### REQUIRED WORK
Print all of the data exactly.
------ GIVEN INFORMATION ------
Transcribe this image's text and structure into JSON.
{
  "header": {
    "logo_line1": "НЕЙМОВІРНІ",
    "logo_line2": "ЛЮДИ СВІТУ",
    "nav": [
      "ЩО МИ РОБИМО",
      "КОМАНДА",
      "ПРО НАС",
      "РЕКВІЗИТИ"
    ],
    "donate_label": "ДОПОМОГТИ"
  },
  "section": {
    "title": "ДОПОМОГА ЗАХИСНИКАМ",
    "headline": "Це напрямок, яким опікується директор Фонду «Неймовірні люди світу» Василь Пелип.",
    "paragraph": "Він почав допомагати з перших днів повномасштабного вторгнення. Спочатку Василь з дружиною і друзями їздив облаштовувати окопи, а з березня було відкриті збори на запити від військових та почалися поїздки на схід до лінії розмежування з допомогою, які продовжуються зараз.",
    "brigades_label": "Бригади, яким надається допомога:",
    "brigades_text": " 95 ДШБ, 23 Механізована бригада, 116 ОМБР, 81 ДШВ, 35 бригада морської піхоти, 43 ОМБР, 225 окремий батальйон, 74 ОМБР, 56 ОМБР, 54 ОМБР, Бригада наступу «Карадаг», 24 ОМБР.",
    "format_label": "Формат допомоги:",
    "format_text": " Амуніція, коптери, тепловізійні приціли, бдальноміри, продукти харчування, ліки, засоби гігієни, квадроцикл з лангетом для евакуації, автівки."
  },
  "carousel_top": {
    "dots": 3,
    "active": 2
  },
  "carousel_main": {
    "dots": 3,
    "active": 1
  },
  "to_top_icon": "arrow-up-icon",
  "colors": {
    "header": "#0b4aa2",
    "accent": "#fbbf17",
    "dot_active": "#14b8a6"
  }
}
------
### RESPONSE AREA
Transcribe this image's text and structure into JSON.
{
  "header": {
    "logo_line1": "НЕЙМОВІРНІ",
    "logo_line2": "ЛЮДИ СВІТУ",
    "nav": [
      "ЩО МИ РОБИМО",
      "КОМАНДА",
      "ПРО НАС",
      "РЕКВІЗИТИ"
    ],
    "donate_label": "ДОПОМОГТИ"
  },
  "section": {
    "title": "ДОПОМОГА ЗАХИСНИКАМ",
    "headline": "Це напрямок, яким опікується директор Фонду «Неймовірні люди світу» Василь Пелип.",
    "paragraph": "Він почав допомагати з перших днів повномасштабного вторгнення. Спочатку Василь з дружиною і друзями їздив облаштовувати окопи, а з березня було відкриті збори на запити від військових та почалися поїздки на схід до лінії розмежування з допомогою, які продовжуються зараз.",
    "brigades_label": "Бригади, яким надається допомога:",
    "brigades_text": " 95 ДШБ, 23 Механізована бригада, 116 ОМБР, 81 ДШВ, 35 бригада морської піхоти, 43 ОМБР, 225 окремий батальйон, 74 ОМБР, 56 ОМБР, 54 ОМБР, Бригада наступу «Карадаг», 24 ОМБР.",
    "format_label": "Формат допомоги:",
    "format_text": " Амуніція, коптери, тепловізійні приціли, бдальноміри, продукти харчування, ліки, засоби гігієни, квадроцикл з лангетом для евакуації, автівки."
  },
  "carousel_top": {
    "dots": 3,
    "active": 2
  },
  "carousel_main": {
    "dots": 3,
    "active": 1
  },
  "to_top_icon": "arrow-up-icon",
  "colors": {
    "header": "#0b4aa2",
    "accent": "#fbbf17",
    "dot_active": "#14b8a6"
  }
}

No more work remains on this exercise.